I have had this superstitious attitude for as long as I can remember. It has actively sabotaged relationships. One ex-boyfriend chastised me for saying something like, "if you're still around in November, we can...."

"If I weren't planning to be here in November, I wouldn't be here now, dammit," he'd say.
"I know, but you can't just say stuff like that in front of God."
"I didn't know you believed in God."
"I believe in God's ability to suddenly realize that in spite of life's efforts to make me totally crazy, I've found an awesome boyfriend who's in my kitchen making coffee and...oh my God, did you take out the garbage?"
"Yeah, well, last night there was fish, and I thought..."
"Ssssssssh! No one must ever know how happy you make me! You can never tell anyone, ever, ever, ever!"

Try as I might to explain my superstition, he never took it as the compliment it is. The more important something is, the more incredibly critical it is not to take it for granted, because then if it's rescinded you'll feel incredibly stupid. The more conversational immunization you get ("it might be nothing," "sure, he's nice, but who knows how long it will last" and "he seems perfect now, but I'm sure I'll be single by Christmas") the more fabulous the guy is.

This has several unfortunate results. First, the person in question starts to feel like he's dating a crazy person. Which, let's face it, ain't wrong. But it's not that I'm actually expecting the bad stuff. It's just that I'm certainly not going to start expecting the good stuff, because dude, don't you know the bad stuff considers that an engraved invitation? So far no one's cracked the code. Maybe another former Catholic is the answer, but Dan is the first guy I've ever heard of who gets it, and he's gay, taken, and, as I mentioned, would not like me much anyhow.

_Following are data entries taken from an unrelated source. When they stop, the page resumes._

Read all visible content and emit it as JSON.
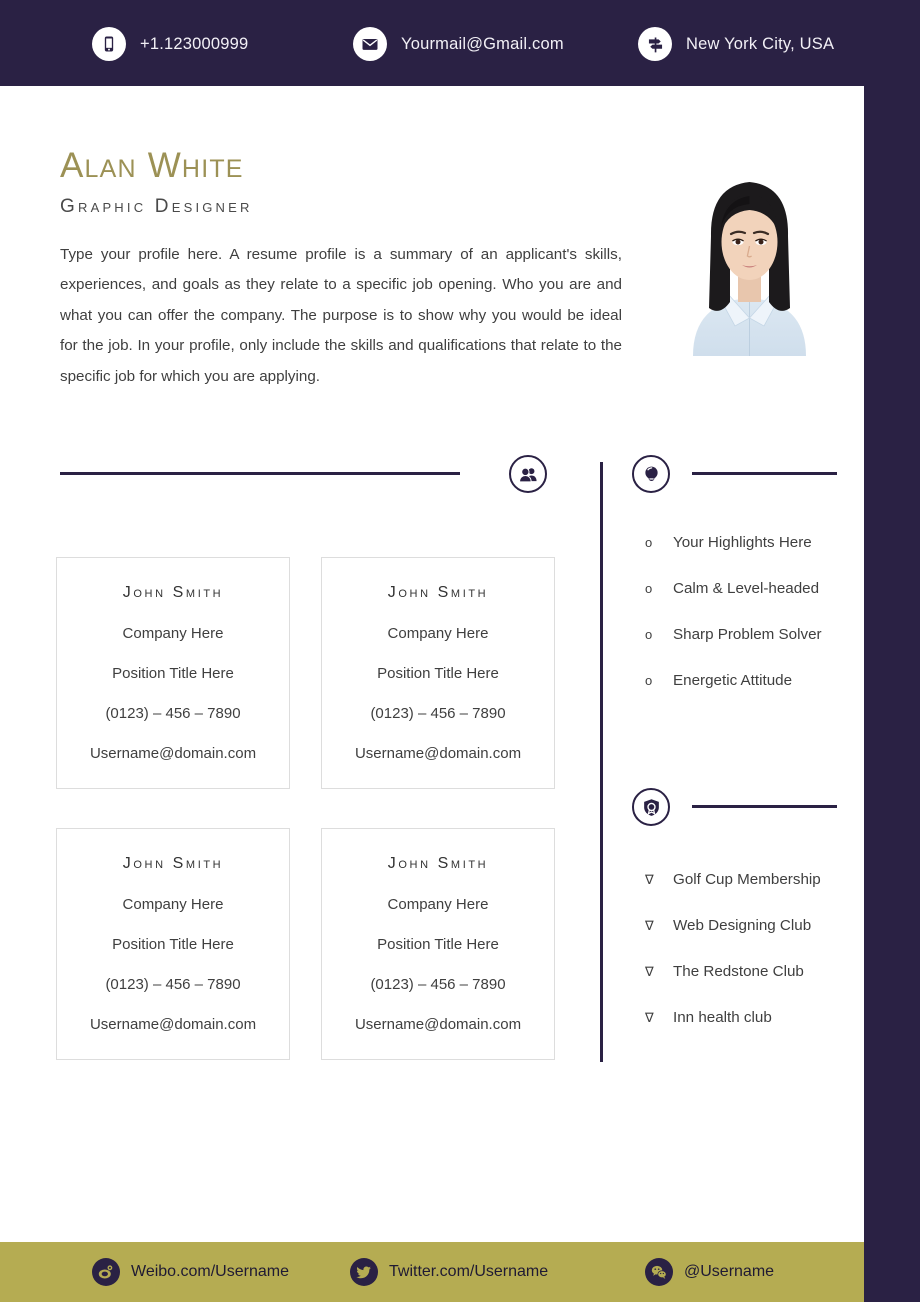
{
  "theme": {
    "dark_purple": "#2a2144",
    "gold": "#b5ac52",
    "name_gold": "#9c9155",
    "body_text": "#3f3f3f",
    "card_border": "#dddddd"
  },
  "topbar": {
    "contacts": [
      {
        "icon": "mobile-phone-icon",
        "text": "+1.123000999"
      },
      {
        "icon": "envelope-icon",
        "text": "Yourmail@Gmail.com"
      },
      {
        "icon": "signpost-icon",
        "text": "New York City, USA"
      }
    ]
  },
  "identity": {
    "name": "Alan White",
    "job_title": "Graphic Designer",
    "profile": "Type your profile here. A resume profile is a summary of an applicant's skills, experiences, and goals as they relate to a specific job opening. Who you are and what you can offer the company. The purpose is to show why you would be ideal for the job. In your profile, only include the skills and qualifications that relate to the specific job for which you are applying.",
    "portrait_alt": "portrait-photo"
  },
  "sections": {
    "references": {
      "icon": "two-people-icon"
    },
    "highlights": {
      "icon": "lightbulb-icon"
    },
    "memberships": {
      "icon": "shield-award-icon"
    }
  },
  "references": [
    {
      "name": "John Smith",
      "company": "Company Here",
      "position": "Position Title Here",
      "phone": "(0123) – 456 – 7890",
      "email": "Username@domain.com"
    },
    {
      "name": "John Smith",
      "company": "Company Here",
      "position": "Position Title Here",
      "phone": "(0123) – 456 – 7890",
      "email": "Username@domain.com"
    },
    {
      "name": "John Smith",
      "company": "Company Here",
      "position": "Position Title Here",
      "phone": "(0123) – 456 – 7890",
      "email": "Username@domain.com"
    },
    {
      "name": "John Smith",
      "company": "Company Here",
      "position": "Position Title Here",
      "phone": "(0123) – 456 – 7890",
      "email": "Username@domain.com"
    }
  ],
  "highlights": {
    "marker": "o",
    "items": [
      "Your Highlights Here",
      "Calm & Level-headed",
      "Sharp Problem Solver",
      "Energetic Attitude"
    ]
  },
  "memberships": {
    "marker": "∇",
    "items": [
      "Golf Cup Membership",
      "Web Designing Club",
      "The Redstone Club",
      "Inn health club"
    ]
  },
  "footer": {
    "socials": [
      {
        "icon": "weibo-icon",
        "text": "Weibo.com/Username"
      },
      {
        "icon": "twitter-icon",
        "text": "Twitter.com/Username"
      },
      {
        "icon": "wechat-icon",
        "text": "@Username"
      }
    ]
  }
}
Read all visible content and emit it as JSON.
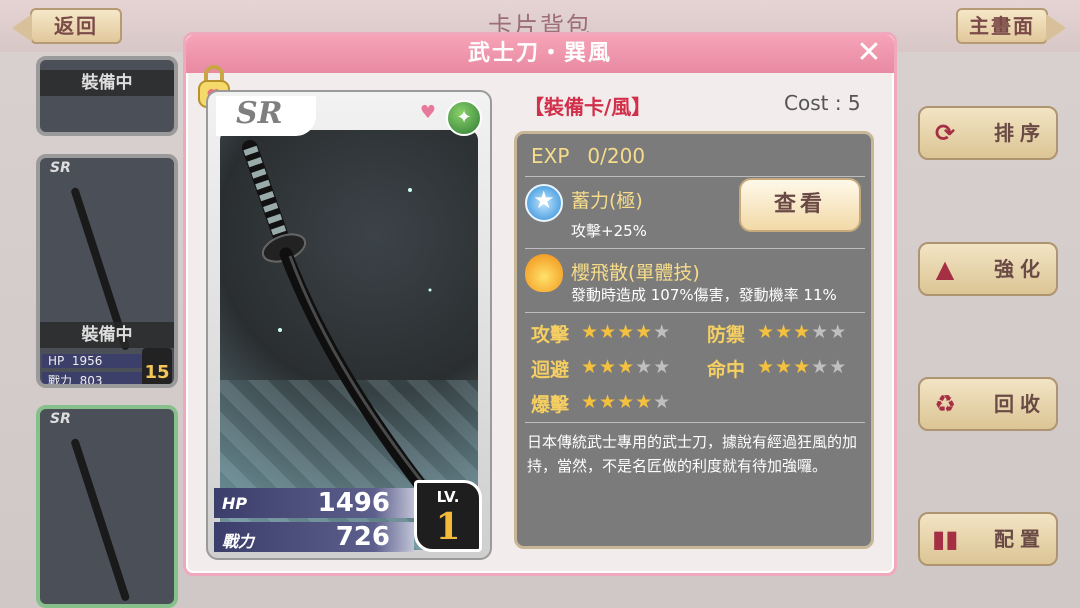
{
  "background": {
    "title": "卡片背包",
    "back_label": "返回",
    "main_label": "主畫面",
    "cards": [
      {
        "sr": "",
        "equipped": "裝備中",
        "hp_label": "",
        "hp": "",
        "power_label": "",
        "power": "",
        "level": ""
      },
      {
        "sr": "SR",
        "equipped": "裝備中",
        "hp_label": "HP",
        "hp": "1956",
        "power_label": "戰力",
        "power": "803",
        "level": "15"
      },
      {
        "sr": "SR",
        "equipped": "",
        "hp_label": "",
        "hp": "",
        "power_label": "",
        "power": "",
        "level": ""
      }
    ],
    "side_buttons": [
      {
        "label": "排序",
        "icon": "refresh-icon"
      },
      {
        "label": "強化",
        "icon": "enhance-icon"
      },
      {
        "label": "回收",
        "icon": "recycle-icon"
      },
      {
        "label": "配置",
        "icon": "cards-icon"
      }
    ]
  },
  "modal": {
    "title": "武士刀・巽風",
    "card": {
      "rarity": "SR",
      "hp_label": "HP",
      "hp": "1496",
      "power_label": "戰力",
      "power": "726",
      "lv_label": "LV.",
      "level": "1",
      "element_icon": "wind-element-icon"
    },
    "type": "【裝備卡/風】",
    "cost": "Cost : 5",
    "exp_label": "EXP",
    "exp_value": "0/200",
    "view_button": "查看",
    "skills": [
      {
        "name": "蓄力(極)",
        "desc": "攻擊+25%",
        "icon": "star-skill-icon"
      },
      {
        "name": "櫻飛散(單體技)",
        "desc": "發動時造成 107%傷害，發動機率 11%",
        "icon": "fire-skill-icon"
      }
    ],
    "attributes": [
      {
        "label": "攻擊",
        "stars": 4
      },
      {
        "label": "防禦",
        "stars": 3
      },
      {
        "label": "迴避",
        "stars": 3
      },
      {
        "label": "命中",
        "stars": 3
      },
      {
        "label": "爆擊",
        "stars": 4
      }
    ],
    "description": "日本傳統武士專用的武士刀，據說有經過狂風的加持，當然，不是名匠做的利度就有待加強囉。",
    "colors": {
      "accent": "#f6a3b7",
      "gold": "#f6dc8a",
      "danger": "#d2304a"
    }
  }
}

Second, if you believe that your intention has any effect on reality, I'm screwed for sure. I have friends at work who remind me of that all the time. "Katy, think positive." I am. In here where it's safe and no one can see me. I'm not nearly as cynical as it looks from the outside. But there's a lot to be said (although I think The Secret is BS) for committing to the life you want clearly, audibly, observably, and intentionally. If nothing else, other humans are often more than happy to help you, but they're a lot less likely to try to help a get-off-my-lawn curmudgeon who seems to second-guess every break she's ever gotten than to help someone who seems positively focused on their own future.

But I think the worst thing is that people--the people I care for the most--often have no idea how much they mean to me. I recently surprised a friend of mine by telling him I loved him (when someone's going in for surgery, the bad stuff pretty much already has its engraved invitation, so you get an automatic exemption to say what's on your mind). I'm not sure whether he was surprised that I cared--I hope not--but he was certainly flabbergasted to hear it. I'm glad the surgery went well and gave me a chance to fix this totally messed up dynamic.
Not that it'll be fixable. Like most things I'm sure it will stick around being a voice in my head that tells me not to be happy too loud, telling me I can't do things, telling me not to be too outspoken about my hopes and dreams. But I'm hoping that one of the dividends of age will be some ability to power through all that and act in accordance with my beliefs. And in the meantime, Dan Savage's voice is pretty loud, so maybe he can drown the other fuckers out once in a while.